● **DESCRIPTION OF THE TASK**: All lines below containing the string "name" are to be copied.

^^^^^^^^

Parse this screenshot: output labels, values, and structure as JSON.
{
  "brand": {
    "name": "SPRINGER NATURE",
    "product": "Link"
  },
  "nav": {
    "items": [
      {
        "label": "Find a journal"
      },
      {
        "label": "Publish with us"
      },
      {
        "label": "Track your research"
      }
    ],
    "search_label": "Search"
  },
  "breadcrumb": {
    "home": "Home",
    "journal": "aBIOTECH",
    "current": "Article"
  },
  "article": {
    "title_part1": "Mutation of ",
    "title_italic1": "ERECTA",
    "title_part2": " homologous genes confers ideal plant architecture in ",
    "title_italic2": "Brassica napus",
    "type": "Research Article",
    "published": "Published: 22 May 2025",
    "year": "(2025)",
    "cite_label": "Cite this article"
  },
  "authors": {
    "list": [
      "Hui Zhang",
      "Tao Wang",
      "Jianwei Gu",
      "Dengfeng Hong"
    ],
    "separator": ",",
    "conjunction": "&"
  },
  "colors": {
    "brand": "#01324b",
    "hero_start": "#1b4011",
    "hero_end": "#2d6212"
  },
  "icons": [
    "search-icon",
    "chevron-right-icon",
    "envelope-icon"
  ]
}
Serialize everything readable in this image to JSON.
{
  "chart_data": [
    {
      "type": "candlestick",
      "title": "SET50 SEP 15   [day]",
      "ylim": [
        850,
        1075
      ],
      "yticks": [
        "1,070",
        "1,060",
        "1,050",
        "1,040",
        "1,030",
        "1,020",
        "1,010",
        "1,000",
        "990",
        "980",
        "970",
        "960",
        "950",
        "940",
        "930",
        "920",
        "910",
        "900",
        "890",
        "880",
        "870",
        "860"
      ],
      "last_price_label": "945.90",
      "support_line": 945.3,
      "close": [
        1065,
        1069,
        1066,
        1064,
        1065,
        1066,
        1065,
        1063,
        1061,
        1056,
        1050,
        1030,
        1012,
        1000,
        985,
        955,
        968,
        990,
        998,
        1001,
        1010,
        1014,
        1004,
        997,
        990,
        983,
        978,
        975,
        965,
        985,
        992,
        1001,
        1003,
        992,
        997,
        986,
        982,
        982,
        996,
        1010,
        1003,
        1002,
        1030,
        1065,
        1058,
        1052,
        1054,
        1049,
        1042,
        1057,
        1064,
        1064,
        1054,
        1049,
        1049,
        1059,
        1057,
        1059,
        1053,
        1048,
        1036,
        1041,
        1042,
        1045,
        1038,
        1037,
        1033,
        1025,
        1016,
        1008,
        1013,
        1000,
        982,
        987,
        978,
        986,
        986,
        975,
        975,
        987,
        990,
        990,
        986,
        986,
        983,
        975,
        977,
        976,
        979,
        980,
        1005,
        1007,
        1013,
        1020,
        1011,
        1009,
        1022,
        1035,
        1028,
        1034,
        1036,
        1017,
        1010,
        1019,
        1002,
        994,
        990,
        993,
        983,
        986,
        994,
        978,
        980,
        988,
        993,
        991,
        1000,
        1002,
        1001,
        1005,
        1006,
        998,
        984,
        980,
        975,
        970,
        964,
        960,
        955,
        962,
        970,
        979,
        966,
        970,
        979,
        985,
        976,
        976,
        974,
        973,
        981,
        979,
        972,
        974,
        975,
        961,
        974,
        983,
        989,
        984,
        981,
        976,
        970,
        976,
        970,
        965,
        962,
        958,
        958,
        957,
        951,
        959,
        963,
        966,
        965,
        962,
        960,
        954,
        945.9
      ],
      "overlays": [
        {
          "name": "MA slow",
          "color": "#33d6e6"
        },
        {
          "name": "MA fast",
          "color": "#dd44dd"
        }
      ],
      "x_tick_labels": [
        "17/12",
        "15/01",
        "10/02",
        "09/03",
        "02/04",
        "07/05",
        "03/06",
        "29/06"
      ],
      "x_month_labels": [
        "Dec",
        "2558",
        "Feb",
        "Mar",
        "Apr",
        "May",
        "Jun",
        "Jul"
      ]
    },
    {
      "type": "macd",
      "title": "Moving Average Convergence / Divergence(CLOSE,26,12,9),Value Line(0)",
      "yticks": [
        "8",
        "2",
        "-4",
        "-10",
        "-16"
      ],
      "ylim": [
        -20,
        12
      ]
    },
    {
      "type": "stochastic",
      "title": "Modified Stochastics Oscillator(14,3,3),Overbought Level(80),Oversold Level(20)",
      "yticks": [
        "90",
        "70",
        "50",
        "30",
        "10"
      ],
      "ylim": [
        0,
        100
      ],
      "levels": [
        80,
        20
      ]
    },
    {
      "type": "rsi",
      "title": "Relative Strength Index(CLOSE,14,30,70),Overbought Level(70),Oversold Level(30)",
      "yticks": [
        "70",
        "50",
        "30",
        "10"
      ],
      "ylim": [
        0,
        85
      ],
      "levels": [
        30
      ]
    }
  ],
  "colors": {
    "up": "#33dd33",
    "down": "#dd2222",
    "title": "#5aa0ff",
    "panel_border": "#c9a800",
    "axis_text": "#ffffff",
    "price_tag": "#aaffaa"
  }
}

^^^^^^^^

● **RESPONSE TO THIS EXERCISE**:
    "name": "SPRINGER NATURE",
          "name": "MA slow",
          "name": "MA fast",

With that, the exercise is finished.